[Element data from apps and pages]
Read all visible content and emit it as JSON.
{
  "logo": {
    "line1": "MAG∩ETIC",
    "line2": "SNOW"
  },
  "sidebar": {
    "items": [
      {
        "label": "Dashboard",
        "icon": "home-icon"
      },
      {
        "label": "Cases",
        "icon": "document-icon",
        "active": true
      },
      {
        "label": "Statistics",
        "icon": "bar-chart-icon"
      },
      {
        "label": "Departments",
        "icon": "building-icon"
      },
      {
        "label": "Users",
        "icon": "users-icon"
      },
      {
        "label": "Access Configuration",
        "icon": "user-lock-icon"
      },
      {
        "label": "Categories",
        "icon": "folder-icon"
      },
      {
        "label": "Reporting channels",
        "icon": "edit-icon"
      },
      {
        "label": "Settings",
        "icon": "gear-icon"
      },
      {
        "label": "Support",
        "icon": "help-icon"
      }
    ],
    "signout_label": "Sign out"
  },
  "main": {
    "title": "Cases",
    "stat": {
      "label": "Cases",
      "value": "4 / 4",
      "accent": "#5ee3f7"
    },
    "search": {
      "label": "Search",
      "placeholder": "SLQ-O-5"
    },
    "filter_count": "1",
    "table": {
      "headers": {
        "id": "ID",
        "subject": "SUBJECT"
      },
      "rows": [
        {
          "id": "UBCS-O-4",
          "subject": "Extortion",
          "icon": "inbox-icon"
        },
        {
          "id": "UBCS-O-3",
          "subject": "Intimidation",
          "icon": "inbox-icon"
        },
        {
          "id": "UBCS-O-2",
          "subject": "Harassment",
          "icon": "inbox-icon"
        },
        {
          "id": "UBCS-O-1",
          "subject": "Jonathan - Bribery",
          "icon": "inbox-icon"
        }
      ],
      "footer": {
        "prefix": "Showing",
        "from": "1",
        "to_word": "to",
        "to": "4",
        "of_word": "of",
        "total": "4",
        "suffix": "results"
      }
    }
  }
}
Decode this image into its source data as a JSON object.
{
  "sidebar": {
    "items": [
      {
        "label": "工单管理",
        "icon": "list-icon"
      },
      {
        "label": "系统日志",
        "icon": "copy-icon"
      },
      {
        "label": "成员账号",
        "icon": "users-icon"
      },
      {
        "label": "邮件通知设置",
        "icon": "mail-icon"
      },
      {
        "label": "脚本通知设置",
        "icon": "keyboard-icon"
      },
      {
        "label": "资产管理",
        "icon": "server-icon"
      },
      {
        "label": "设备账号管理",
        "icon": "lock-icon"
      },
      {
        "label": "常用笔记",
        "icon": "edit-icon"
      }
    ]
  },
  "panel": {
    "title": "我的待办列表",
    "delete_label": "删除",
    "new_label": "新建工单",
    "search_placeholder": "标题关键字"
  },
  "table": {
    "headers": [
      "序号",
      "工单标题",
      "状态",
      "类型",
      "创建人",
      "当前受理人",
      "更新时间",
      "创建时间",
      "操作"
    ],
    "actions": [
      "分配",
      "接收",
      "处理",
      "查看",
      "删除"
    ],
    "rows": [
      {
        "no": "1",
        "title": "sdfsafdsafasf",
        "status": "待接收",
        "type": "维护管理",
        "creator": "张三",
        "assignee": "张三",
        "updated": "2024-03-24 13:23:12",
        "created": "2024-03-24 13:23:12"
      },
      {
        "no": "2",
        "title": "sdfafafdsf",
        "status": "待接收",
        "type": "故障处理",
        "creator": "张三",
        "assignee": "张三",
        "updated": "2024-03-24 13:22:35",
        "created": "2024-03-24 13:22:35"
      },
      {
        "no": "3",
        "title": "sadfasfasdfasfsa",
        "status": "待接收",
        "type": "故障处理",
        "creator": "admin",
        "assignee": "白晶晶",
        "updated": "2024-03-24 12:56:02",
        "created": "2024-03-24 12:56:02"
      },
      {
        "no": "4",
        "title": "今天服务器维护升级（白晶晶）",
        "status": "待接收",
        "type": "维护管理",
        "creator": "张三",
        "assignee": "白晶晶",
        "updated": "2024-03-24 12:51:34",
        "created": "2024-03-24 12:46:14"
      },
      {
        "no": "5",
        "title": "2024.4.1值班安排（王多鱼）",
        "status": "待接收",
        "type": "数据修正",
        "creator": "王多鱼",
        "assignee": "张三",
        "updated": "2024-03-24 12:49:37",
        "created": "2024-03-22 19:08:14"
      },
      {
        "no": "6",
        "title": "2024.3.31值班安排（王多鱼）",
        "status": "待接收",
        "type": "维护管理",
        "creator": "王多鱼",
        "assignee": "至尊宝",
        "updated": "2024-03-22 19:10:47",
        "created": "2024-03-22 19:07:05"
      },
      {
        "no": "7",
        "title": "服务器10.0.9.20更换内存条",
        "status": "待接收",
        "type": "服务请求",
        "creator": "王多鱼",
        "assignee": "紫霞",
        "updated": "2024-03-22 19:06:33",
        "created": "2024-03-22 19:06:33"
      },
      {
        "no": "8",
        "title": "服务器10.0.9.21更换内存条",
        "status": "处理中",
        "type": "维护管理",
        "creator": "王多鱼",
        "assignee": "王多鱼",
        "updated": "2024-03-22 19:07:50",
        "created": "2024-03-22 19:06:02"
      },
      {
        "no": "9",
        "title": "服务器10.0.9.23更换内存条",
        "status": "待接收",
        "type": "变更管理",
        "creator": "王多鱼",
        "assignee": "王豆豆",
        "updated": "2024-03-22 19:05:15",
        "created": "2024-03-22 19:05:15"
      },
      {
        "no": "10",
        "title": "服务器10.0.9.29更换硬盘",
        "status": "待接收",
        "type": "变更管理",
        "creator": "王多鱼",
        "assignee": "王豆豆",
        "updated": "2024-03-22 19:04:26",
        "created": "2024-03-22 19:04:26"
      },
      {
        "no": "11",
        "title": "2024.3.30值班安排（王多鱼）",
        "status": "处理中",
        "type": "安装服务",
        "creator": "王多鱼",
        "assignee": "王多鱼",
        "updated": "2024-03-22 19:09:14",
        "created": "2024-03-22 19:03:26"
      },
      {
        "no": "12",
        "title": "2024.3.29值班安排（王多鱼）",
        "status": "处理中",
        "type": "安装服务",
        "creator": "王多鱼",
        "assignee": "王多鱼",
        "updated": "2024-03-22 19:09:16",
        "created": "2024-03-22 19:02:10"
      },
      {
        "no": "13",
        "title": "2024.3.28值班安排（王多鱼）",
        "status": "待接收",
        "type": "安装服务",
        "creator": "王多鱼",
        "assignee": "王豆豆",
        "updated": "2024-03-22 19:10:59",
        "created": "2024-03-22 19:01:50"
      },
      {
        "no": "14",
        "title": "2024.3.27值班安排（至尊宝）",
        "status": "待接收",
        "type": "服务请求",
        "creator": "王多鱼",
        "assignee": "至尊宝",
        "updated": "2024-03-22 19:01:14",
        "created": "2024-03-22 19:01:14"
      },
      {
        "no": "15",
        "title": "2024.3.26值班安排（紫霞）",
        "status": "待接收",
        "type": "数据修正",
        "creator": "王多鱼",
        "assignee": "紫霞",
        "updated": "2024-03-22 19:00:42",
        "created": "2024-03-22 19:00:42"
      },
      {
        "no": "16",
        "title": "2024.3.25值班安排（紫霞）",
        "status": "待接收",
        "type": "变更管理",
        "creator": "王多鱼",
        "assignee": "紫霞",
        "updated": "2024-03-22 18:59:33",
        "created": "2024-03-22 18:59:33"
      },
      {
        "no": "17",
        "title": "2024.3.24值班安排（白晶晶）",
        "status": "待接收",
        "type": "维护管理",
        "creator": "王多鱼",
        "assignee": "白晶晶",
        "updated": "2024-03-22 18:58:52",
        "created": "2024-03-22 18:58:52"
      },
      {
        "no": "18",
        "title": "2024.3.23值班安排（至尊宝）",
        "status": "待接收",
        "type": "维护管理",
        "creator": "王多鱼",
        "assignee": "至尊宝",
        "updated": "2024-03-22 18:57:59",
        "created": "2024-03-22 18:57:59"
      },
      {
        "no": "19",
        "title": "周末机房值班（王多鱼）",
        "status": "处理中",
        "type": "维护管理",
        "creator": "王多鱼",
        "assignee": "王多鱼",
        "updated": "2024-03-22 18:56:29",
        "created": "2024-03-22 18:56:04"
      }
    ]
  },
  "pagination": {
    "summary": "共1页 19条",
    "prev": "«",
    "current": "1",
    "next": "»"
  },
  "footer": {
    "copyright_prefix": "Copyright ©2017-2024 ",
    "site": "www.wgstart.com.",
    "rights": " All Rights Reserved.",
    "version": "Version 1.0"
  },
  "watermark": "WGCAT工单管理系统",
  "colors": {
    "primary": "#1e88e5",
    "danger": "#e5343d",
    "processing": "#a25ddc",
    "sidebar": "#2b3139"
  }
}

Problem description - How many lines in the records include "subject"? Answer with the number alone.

Final answer - 5